Healthy water, healthy minds: the connection between water and school children’s health in Indonesia

Petr Kratochvil

Healthy water, healthy minds: the connection between water and school children’s health in Indonesia

Access to clean water remains a struggle for a large portion of the global population. Illnesses from contaminated water have been shown to harm people’s livelihoods. New research shows that in districts with poorer quality water sources, higher rates of diarrhea are associated with lower rates of school enrollment.

Komarulzaman, A., Eelke, d. J., & Smits, J. (2019). Effects of water and health on primary school enrolment and absenteeism in Indonesia. Journal of Water and Health, 17(4), 633-646.

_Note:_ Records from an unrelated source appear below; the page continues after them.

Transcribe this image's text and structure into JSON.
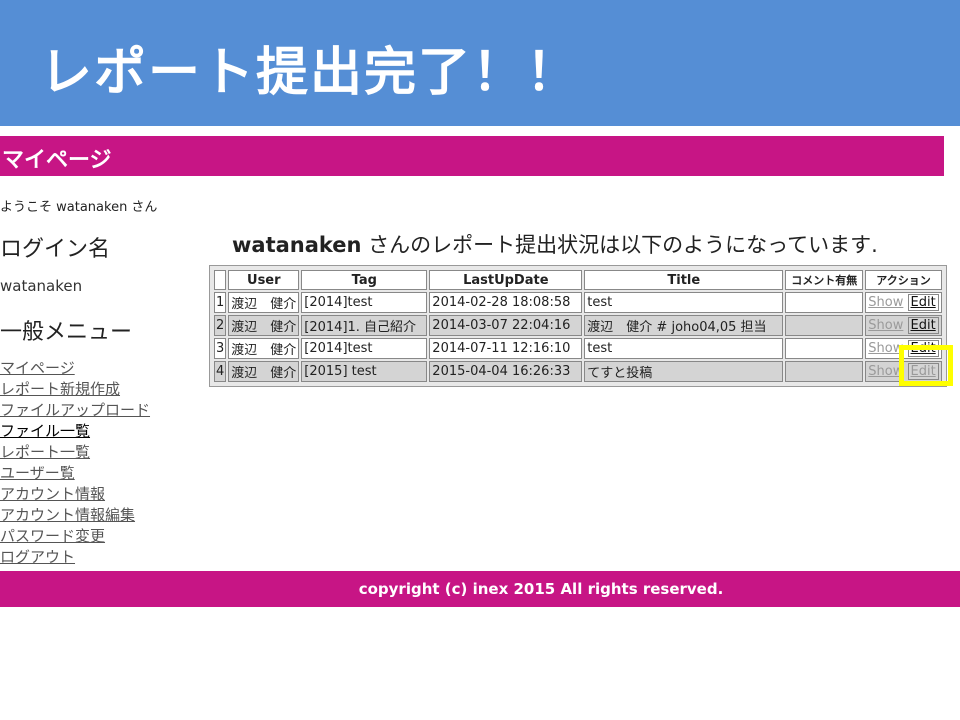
{
  "slide": {
    "title": "レポート提出完了！！"
  },
  "header": {
    "title": "マイページ"
  },
  "welcome": {
    "text": "ようこそ watanaken さん"
  },
  "sidebar": {
    "login_heading": "ログイン名",
    "login_name": "watanaken",
    "menu_heading": "一般メニュー",
    "items": [
      {
        "label": "マイページ"
      },
      {
        "label": "レポート新規作成"
      },
      {
        "label": "ファイルアップロード"
      },
      {
        "label": "ファイル一覧"
      },
      {
        "label": "レポート一覧"
      },
      {
        "label": "ユーザー覧"
      },
      {
        "label": "アカウント情報"
      },
      {
        "label": "アカウント情報編集"
      },
      {
        "label": "パスワード変更"
      },
      {
        "label": "ログアウト"
      }
    ]
  },
  "main": {
    "status_user": "watanaken",
    "status_suffix": " さんのレポート提出状況は以下のようになっています."
  },
  "table": {
    "headers": {
      "user": "User",
      "tag": "Tag",
      "last_update": "LastUpDate",
      "title": "Title",
      "comment": "コメント有無",
      "action": "アクション"
    },
    "rows": [
      {
        "num": "1",
        "user": "渡辺　健介",
        "tag": "[2014]test",
        "date": "2014-02-28 18:08:58",
        "title": "test",
        "comment": "",
        "show": "Show",
        "edit": "Edit"
      },
      {
        "num": "2",
        "user": "渡辺　健介",
        "tag": "[2014]1. 自己紹介",
        "date": "2014-03-07 22:04:16",
        "title": "渡辺　健介 # joho04,05 担当",
        "comment": "",
        "show": "Show",
        "edit": "Edit"
      },
      {
        "num": "3",
        "user": "渡辺　健介",
        "tag": "[2014]test",
        "date": "2014-07-11 12:16:10",
        "title": "test",
        "comment": "",
        "show": "Show",
        "edit": "Edit"
      },
      {
        "num": "4",
        "user": "渡辺　健介",
        "tag": "[2015] test",
        "date": "2015-04-04 16:26:33",
        "title": "てすと投稿",
        "comment": "",
        "show": "Show",
        "edit": "Edit"
      }
    ]
  },
  "footer": {
    "text": "copyright (c) inex 2015 All rights reserved."
  },
  "colors": {
    "banner": "#558ed5",
    "header": "#c71585",
    "highlight": "#ffff00"
  }
}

Approximately 2.1 billion or 11 percent of the global population still lacks access to safe and potable water. In Indonesia, access to clean water is a serious problem. Many people do not have running water at home, and lower-income families are often unable to afford potable water. Individuals have to travel great distances to reach water resources, and this time-consuming task tends to fall on children who are home to help their mothers with daily chores.

In addition, water can become contaminated more easily when it is transported over long distances in barrels or tanks. This increases the prevalence of water-related diseases that cause diarrhea, negatively impacting children’s health. Children who frequently help their family fetch water might also have less time to study and attend school.

In a research published in the Journal of Water and Health, Ahmad Komarulzman and his colleagues conducted a study to examine the direct and indirect effects of access to clean water and vulnerability to diarrhea on primary school attendance. This is a pioneering study that looks at three pivotal factors – water access, school enrollment, and diarrhea prevalence among primary school children. The researchers used school records to collect data on enrollment and attendance. They also implemented household surveys throughout Indonesia, measuring age, sex, education, health, and working activities over the period 1994-2014 to understand the correlation between the quality of health and access to clean water.

The results of the study found that waterborne diseases are more prevalent in households that have less access to piped water. Higher rates of diarrhea were also shown to be correlated with higher rates of school attendance and lower rates of school enrollment.

Health issues such as diarrhea are often overlooked when it comes to improving school enrollment. When children miss school due to poor health, this affects their ability to benefit from education, and can have long-term implications on their futures. This research is an important link between clean water supply and the larger socioeconomic issues that result from lack of access.

Despite the large body of literature on the relationship between clean water and mortality, there has been little investigation on the impact of water and sanitation improvement on school attendance. These research findings are seminal in suggesting how improvements in water infrastructure can benefit poor districts with low rates of school attendance and enrollment, not just in Indonesia, but in other developing countries that face similar issues of access to clean water. The study also suggests the potential of increasing school attendance by providing communities greater access to clean water, highlighting that policy-makers should correlate better quality water infrastructure with larger socioeconomic implications beyond public health.

You might like these articles that share the same topics